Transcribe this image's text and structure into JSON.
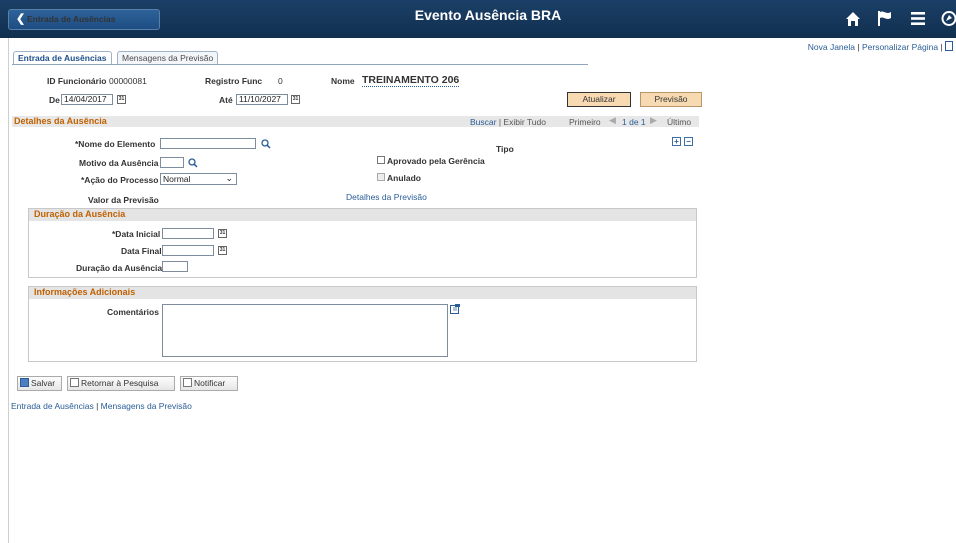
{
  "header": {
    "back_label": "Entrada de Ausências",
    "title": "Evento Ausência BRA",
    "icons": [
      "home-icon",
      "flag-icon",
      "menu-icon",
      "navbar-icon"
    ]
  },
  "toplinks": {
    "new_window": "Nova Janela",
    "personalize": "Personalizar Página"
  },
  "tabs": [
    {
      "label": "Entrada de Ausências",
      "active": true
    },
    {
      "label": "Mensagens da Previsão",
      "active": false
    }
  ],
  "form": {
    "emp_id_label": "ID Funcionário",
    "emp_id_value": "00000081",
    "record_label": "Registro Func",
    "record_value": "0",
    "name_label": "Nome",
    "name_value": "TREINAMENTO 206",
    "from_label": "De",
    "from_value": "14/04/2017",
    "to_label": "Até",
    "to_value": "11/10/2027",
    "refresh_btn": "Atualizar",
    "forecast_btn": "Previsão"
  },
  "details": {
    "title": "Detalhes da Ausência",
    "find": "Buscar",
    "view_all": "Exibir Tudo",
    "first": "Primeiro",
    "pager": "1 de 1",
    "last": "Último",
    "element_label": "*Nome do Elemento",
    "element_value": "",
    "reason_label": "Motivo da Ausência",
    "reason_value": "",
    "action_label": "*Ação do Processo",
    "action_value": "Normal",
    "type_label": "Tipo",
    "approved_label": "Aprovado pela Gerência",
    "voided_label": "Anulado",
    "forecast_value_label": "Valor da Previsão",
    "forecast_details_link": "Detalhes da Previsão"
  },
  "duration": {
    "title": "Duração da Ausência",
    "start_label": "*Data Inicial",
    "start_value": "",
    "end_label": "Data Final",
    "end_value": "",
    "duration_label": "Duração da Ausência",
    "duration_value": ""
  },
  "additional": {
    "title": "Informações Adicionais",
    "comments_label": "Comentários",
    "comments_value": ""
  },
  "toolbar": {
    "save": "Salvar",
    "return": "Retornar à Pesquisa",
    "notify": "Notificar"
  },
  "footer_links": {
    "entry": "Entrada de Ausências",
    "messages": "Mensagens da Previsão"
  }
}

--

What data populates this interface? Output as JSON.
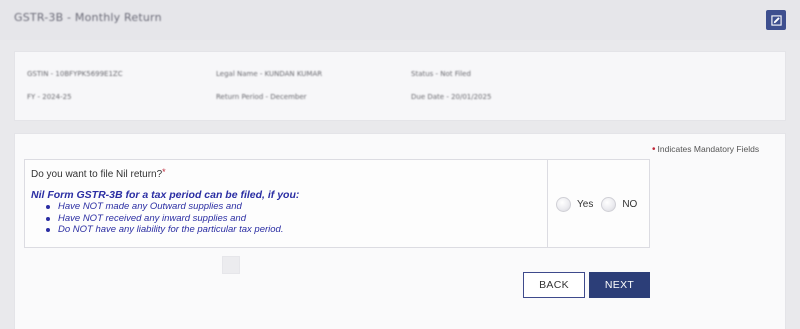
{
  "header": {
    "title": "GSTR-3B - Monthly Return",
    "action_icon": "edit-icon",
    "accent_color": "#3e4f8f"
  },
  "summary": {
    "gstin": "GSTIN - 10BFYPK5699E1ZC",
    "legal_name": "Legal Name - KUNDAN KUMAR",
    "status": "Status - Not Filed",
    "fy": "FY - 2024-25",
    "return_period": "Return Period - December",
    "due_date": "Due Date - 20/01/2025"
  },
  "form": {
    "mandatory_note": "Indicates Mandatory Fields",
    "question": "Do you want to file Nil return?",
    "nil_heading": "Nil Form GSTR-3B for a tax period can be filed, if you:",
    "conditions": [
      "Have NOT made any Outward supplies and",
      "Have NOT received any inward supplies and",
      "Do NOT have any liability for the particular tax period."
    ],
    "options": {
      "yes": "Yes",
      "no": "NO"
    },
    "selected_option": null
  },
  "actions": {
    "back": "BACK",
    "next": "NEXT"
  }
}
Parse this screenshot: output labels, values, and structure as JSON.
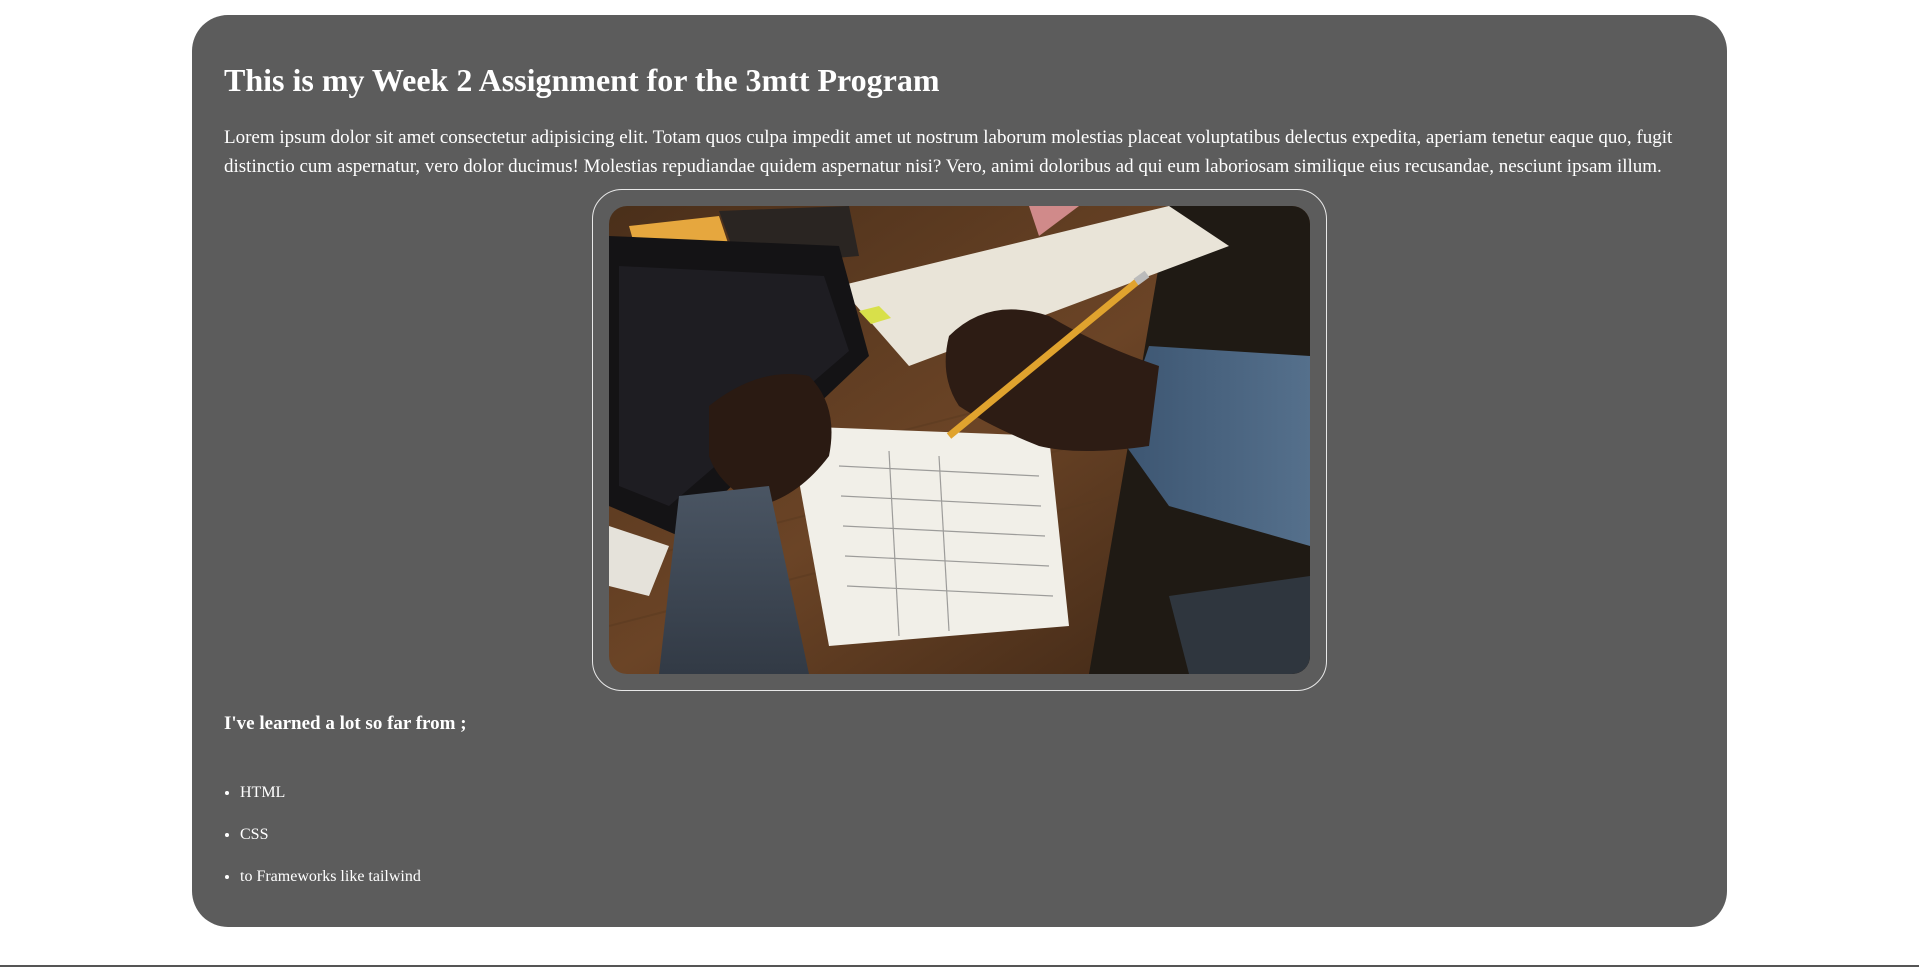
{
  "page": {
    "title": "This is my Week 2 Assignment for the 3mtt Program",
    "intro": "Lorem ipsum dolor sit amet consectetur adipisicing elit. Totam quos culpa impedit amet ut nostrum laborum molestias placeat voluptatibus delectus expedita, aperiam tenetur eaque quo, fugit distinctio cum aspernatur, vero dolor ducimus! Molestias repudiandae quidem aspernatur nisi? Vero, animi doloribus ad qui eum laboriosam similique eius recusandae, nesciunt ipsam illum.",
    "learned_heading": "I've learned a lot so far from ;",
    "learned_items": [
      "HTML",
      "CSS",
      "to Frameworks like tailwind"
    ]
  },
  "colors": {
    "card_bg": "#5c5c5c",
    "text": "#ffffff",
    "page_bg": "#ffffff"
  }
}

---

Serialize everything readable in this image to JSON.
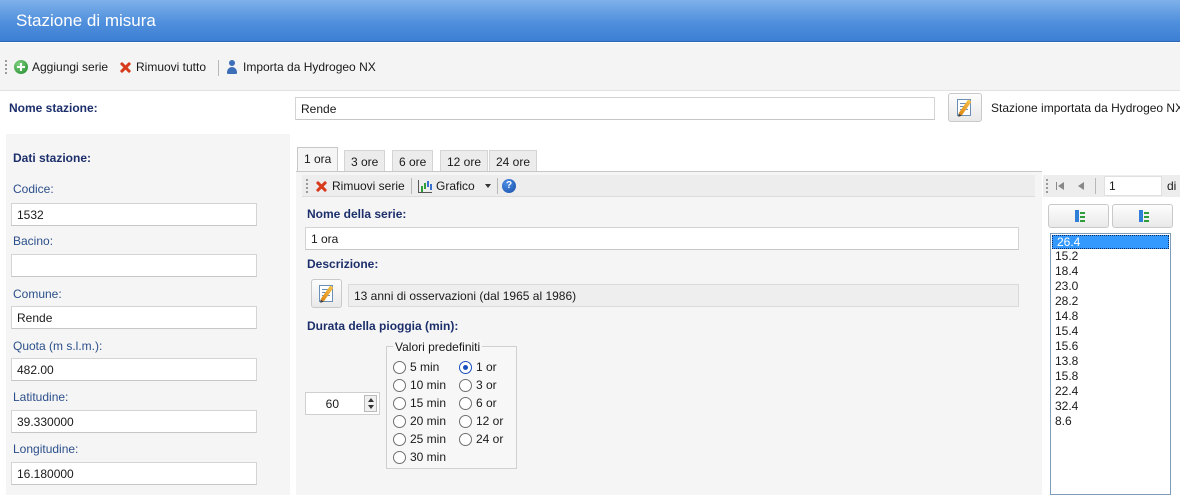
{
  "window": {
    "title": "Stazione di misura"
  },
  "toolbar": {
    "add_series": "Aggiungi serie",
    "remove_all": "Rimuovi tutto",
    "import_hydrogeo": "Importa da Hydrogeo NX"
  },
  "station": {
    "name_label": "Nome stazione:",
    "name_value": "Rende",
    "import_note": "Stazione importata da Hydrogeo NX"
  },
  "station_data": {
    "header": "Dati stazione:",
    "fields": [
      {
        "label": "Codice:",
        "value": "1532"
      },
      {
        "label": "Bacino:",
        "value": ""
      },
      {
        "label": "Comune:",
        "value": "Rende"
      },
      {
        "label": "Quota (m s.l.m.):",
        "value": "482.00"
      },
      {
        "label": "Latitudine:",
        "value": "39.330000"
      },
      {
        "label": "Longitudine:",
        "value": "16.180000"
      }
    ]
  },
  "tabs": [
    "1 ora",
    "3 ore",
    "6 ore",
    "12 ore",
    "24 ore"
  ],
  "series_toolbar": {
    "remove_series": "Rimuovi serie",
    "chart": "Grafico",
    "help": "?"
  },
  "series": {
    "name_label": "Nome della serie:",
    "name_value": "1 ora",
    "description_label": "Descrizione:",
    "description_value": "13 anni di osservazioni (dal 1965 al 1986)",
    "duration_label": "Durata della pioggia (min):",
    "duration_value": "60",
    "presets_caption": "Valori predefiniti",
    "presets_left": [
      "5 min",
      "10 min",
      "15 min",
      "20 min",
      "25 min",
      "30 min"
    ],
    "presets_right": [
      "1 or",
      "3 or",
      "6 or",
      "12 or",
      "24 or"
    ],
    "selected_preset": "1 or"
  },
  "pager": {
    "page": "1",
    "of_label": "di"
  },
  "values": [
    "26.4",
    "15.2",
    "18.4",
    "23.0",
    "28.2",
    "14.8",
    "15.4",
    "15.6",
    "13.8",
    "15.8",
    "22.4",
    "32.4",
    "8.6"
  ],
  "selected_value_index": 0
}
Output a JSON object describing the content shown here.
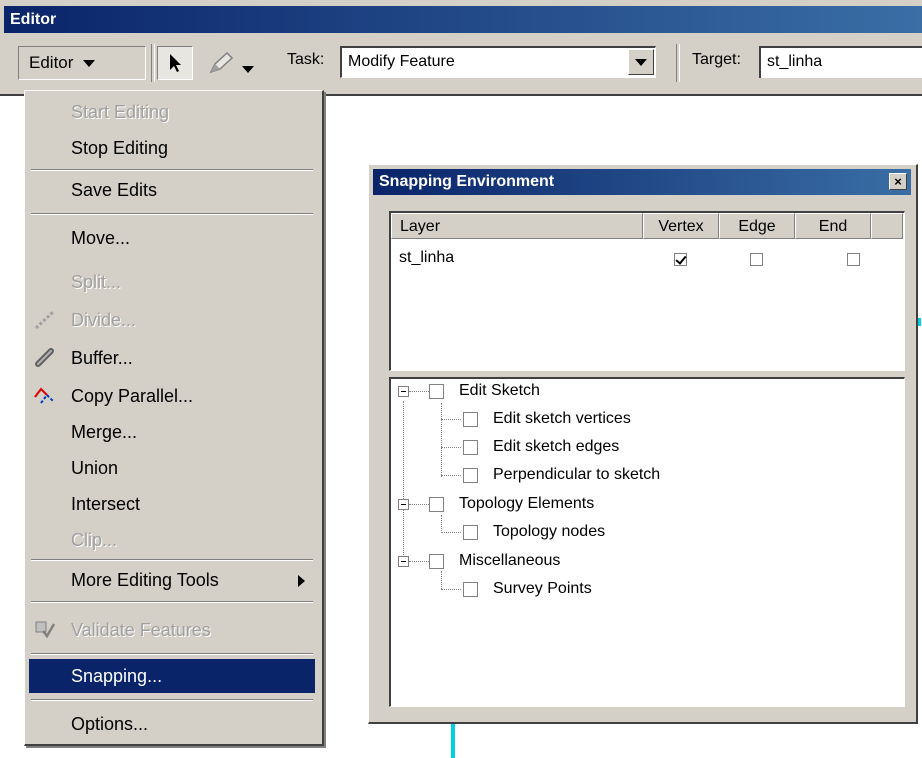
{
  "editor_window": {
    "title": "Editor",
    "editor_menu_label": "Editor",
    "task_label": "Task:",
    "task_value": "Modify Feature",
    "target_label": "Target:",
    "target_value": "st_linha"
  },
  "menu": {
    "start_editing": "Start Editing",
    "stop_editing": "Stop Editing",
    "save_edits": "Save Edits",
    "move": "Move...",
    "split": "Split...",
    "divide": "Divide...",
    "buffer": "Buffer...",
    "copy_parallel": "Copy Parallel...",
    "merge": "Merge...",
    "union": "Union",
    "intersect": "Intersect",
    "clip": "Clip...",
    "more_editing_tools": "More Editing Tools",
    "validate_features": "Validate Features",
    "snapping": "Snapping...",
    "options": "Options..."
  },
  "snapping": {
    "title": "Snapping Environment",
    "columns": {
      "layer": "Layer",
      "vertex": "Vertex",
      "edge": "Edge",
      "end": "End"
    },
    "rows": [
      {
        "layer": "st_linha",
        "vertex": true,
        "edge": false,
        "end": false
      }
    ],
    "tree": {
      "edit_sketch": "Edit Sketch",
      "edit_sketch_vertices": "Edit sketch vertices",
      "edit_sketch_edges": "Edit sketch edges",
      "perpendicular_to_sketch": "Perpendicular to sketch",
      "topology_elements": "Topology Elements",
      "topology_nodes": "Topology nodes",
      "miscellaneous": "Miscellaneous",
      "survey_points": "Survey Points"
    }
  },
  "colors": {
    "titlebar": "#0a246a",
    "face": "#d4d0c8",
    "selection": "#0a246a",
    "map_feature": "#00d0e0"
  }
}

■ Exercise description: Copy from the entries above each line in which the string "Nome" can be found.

■ Written response:
    "name_label": "Nome",
    "element_label": "*Nome do Elemento",
    "name_label": "Nome stazione:",
    "name_label": "Nome della serie:",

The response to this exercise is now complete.